## Task details
Among the entries below, find the lines that hold the word "true" and report them.

## Source records
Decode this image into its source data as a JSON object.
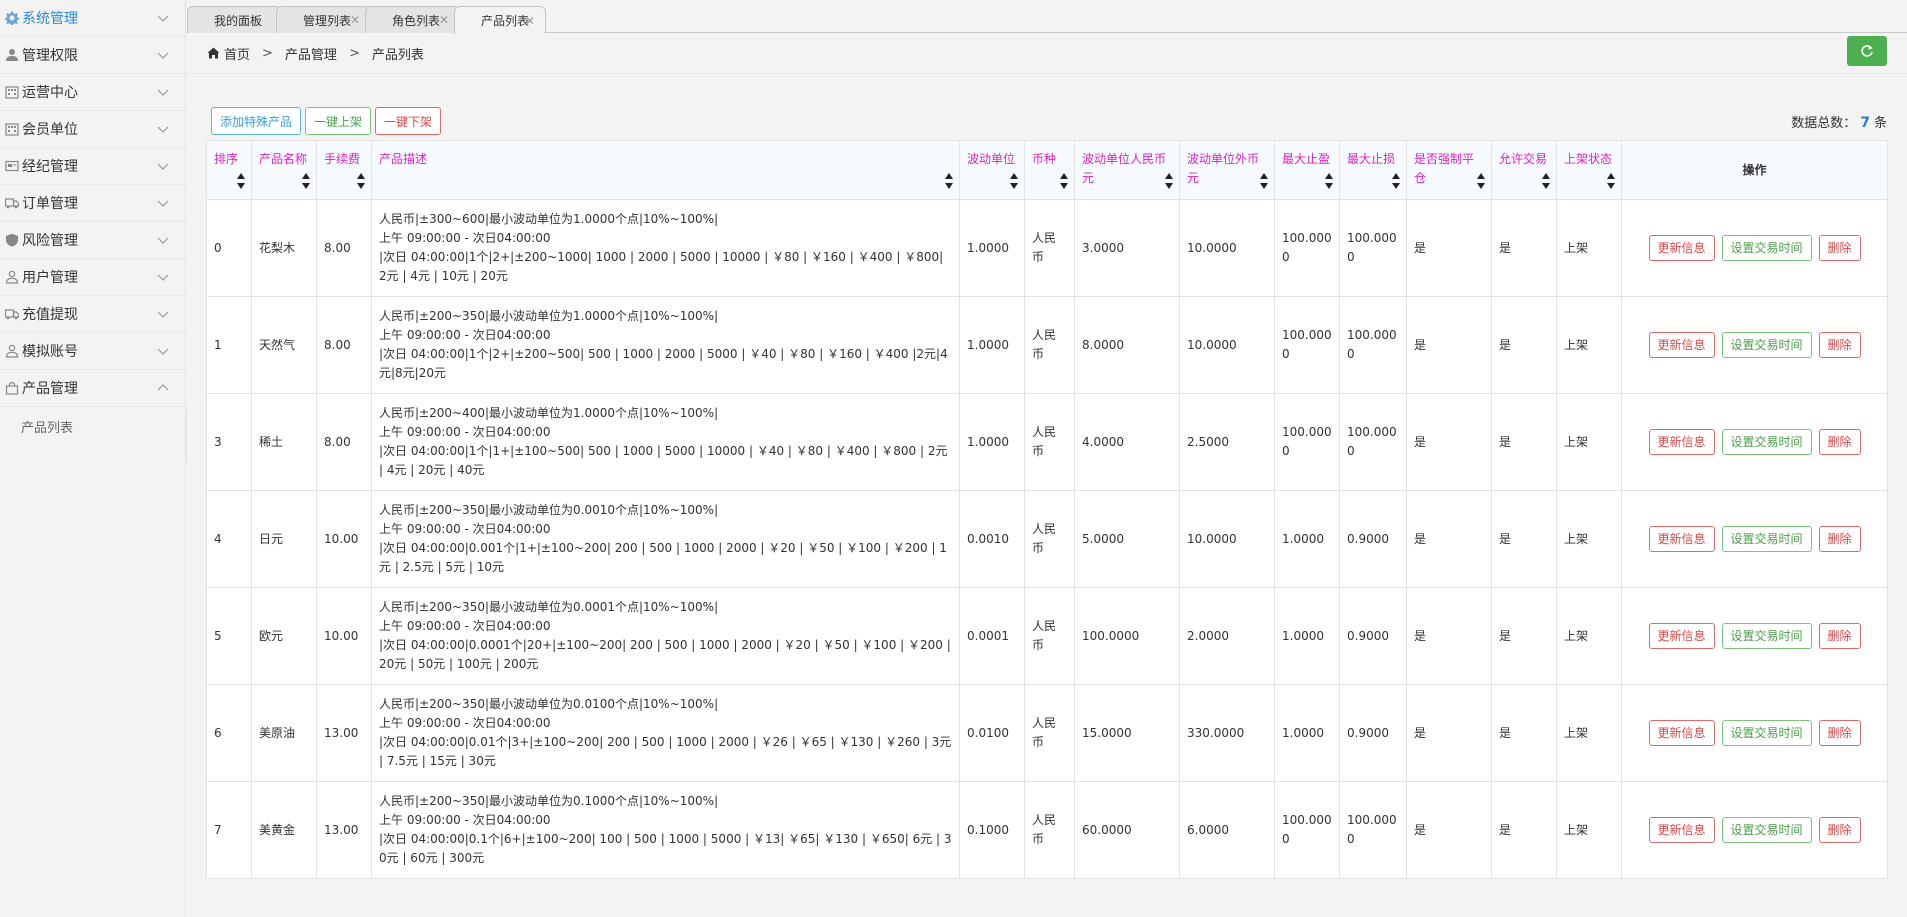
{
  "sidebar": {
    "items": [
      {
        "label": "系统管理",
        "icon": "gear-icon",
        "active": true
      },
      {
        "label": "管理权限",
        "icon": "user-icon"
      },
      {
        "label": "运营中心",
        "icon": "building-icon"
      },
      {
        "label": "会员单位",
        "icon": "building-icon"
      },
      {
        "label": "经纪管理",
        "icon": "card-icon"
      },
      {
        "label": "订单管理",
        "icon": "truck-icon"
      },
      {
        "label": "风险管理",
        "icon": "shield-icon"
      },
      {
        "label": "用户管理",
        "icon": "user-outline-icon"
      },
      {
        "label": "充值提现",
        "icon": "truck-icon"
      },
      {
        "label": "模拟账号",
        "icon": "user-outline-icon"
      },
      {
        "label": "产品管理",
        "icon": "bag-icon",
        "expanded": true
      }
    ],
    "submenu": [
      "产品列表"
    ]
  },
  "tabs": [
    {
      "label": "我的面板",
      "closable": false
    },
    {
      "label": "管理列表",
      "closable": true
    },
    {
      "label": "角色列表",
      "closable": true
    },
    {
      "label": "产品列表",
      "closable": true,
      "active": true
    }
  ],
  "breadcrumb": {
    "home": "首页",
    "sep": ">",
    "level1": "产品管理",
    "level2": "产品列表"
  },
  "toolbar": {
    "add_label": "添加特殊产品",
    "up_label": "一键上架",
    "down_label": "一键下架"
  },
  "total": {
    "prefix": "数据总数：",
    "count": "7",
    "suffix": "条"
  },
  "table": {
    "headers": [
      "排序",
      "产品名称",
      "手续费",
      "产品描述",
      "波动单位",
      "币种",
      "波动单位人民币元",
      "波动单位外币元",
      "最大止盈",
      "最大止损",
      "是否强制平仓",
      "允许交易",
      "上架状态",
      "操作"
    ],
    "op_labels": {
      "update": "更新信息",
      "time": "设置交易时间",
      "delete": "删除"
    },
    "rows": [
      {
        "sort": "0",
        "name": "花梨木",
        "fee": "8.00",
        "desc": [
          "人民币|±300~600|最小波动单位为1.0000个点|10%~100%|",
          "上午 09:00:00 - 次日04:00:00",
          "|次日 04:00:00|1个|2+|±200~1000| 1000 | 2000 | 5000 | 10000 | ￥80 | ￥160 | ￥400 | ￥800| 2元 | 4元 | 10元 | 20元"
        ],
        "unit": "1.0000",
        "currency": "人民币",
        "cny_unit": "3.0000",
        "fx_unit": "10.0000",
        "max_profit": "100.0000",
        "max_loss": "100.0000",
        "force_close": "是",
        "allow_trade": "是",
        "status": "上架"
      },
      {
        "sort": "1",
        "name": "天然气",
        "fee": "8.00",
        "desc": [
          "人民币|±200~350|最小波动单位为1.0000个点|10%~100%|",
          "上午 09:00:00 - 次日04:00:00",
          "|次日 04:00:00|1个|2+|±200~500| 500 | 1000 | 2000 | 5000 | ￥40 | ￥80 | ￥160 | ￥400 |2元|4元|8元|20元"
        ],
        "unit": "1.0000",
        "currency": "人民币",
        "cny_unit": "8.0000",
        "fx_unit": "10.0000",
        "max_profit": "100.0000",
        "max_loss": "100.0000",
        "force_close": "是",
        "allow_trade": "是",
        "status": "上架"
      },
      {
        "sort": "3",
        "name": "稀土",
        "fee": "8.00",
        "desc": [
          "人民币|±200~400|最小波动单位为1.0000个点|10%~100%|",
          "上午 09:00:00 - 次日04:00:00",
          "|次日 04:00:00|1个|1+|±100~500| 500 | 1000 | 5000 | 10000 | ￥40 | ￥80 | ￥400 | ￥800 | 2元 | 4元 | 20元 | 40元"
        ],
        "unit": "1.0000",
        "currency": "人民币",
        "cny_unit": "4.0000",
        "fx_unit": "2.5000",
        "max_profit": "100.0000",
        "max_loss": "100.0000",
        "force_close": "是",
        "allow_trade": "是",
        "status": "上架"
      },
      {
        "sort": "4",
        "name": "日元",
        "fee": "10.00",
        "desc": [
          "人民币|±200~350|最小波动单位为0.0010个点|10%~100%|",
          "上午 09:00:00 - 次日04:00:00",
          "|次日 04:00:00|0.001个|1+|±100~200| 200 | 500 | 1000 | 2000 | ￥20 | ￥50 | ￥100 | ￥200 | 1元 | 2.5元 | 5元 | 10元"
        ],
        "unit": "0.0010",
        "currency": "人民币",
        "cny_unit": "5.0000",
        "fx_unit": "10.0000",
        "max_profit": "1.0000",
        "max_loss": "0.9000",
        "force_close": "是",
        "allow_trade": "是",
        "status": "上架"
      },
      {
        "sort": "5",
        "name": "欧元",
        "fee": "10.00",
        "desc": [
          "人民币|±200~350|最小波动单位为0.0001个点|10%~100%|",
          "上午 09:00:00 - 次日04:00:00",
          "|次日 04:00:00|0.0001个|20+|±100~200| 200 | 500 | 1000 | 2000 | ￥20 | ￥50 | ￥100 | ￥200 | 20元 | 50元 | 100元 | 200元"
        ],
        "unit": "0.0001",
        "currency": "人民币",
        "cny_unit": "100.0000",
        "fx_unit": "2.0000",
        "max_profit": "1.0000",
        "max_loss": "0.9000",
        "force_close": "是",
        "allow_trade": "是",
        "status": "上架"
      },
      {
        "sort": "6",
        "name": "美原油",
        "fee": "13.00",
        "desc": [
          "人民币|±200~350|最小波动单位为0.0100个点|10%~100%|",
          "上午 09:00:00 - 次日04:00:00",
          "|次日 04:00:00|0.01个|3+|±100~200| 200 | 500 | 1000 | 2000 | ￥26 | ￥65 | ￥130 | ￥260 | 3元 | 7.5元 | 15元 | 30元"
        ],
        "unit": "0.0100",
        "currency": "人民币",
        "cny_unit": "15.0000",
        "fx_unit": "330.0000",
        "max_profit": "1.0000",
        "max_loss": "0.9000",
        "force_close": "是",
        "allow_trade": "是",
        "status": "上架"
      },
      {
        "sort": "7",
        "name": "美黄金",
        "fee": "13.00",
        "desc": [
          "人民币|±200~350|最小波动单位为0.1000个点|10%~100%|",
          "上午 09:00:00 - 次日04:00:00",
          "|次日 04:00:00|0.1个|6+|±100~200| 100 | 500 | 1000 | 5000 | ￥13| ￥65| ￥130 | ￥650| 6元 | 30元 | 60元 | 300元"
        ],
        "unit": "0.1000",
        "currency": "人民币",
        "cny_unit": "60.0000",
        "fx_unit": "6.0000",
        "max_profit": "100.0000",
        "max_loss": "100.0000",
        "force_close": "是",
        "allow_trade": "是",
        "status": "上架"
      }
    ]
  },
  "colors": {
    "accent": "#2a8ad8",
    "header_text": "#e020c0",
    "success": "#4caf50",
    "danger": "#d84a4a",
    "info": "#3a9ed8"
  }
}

## Worked solution
        "active": true
        "expanded": true
      "closable": true
      "closable": true
      "closable": true,
      "active": true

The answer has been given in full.